Councillors questioned the appearance and functionality of food waste units installed in flats. It was explained that they were tailored to each site, with a focus on hygienic and user-friendly designs to encourage use and minimise cleaning. It was agreed that an image of the Glasdon food waste housing unit would be provided to the Committee after the meeting.

Further concerns were raised by Members about potential odour and vermin issues with food waste wheelie bins. The Head of Waste assured the Committee that trials showed no such problems and that the Council had measures to maintain cleanliness and safe distance from residences.

Councillors sought further clarity regarding future targets for food waste caddy distribution and stock management. It was confirmed that the goal was to add 20,000 properties to the service by the end of the financial year. Regular ordering approximately every three months would ensure supply.

In response to Members’ questions about the provision of biodegradable food waste bags and their durability, it was confirmed that residents would receive a yearly supply, with a maximum of two rolls per property to prevent wastage and inefficiency. If needed, additional bags could be ordered online or sourced from local libraries.

The importance of communicating the environmental impact of food waste in landfills was highlighted by the Select Committee. In response to this, it was clarified that, while Hillingdon Council did not landfill general waste, reducing food waste remained environmentally beneficial due to its high carbon content.

Members enquired about the financial benefits of food waste recycling and the use of the anaerobic digestion facility in Mitcham. It was explained that the cost savings  ...  view the full minutes text for item 72.

73.

Forward Plan pdf icon PDF 327 KB

Additional documents:

Minutes:
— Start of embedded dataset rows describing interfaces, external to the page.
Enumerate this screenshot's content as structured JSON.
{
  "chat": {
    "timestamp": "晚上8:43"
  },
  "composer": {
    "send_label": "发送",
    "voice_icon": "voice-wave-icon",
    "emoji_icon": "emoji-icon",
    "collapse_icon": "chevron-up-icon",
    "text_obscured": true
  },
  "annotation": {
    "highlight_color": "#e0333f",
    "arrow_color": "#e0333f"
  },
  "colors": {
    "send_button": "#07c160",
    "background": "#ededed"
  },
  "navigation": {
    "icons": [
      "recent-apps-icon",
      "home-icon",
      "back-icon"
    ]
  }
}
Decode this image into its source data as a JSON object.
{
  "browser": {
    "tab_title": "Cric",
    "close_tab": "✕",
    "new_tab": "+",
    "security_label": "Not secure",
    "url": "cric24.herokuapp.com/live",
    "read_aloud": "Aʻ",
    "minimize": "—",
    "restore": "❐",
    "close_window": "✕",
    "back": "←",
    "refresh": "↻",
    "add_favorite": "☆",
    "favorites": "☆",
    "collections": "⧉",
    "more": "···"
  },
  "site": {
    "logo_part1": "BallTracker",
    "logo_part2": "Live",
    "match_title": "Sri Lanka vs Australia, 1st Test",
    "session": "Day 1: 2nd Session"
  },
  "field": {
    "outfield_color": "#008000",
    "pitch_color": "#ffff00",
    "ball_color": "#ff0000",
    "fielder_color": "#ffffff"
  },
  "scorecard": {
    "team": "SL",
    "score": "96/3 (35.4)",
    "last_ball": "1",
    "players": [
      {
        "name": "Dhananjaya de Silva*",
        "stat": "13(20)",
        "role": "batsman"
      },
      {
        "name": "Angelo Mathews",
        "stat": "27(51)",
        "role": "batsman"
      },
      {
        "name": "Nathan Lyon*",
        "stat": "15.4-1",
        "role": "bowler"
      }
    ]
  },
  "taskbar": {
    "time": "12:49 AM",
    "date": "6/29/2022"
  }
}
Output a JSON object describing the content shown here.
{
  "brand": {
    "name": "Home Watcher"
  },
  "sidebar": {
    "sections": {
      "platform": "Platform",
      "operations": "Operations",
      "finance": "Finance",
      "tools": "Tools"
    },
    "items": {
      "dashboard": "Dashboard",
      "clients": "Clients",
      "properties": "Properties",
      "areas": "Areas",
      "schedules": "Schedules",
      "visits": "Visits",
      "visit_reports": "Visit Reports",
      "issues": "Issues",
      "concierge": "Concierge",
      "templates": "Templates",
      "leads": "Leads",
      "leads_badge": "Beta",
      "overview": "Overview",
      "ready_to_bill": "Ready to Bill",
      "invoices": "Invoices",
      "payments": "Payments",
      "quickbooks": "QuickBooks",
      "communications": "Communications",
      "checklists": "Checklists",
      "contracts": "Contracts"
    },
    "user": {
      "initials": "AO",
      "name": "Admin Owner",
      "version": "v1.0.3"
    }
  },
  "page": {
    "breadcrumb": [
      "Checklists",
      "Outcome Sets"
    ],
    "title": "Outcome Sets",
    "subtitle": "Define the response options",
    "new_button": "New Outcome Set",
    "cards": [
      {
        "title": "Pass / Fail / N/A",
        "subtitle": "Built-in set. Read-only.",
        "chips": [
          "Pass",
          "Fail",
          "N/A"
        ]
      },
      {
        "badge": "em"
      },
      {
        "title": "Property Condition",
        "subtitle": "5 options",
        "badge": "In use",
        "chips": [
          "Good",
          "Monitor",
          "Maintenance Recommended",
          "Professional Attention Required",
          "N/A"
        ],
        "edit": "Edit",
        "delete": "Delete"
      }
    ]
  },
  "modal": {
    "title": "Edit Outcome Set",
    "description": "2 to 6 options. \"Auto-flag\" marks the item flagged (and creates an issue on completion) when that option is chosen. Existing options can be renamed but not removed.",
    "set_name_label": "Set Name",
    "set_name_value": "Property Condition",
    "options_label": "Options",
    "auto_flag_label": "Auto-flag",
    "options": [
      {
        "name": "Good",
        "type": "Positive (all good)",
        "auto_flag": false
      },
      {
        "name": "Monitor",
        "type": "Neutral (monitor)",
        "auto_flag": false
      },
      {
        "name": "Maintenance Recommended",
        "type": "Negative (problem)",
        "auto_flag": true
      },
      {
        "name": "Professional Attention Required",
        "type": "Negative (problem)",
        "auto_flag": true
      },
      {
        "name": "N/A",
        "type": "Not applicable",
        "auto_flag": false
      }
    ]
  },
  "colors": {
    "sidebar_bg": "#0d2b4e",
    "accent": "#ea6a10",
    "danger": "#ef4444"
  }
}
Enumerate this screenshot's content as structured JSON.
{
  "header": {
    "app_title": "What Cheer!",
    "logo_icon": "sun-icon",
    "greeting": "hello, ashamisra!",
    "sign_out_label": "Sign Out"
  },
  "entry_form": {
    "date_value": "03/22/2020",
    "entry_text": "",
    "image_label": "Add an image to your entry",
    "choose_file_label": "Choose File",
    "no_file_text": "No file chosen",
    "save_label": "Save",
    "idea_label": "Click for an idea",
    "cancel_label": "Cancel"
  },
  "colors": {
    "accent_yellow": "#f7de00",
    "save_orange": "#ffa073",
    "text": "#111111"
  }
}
RESOLVED: That the Forward Plan be noted.

74.

Work Programme pdf icon PDF 230 KB

Additional documents:

Minutes:

RESOLVED: That the Work Programme be noted.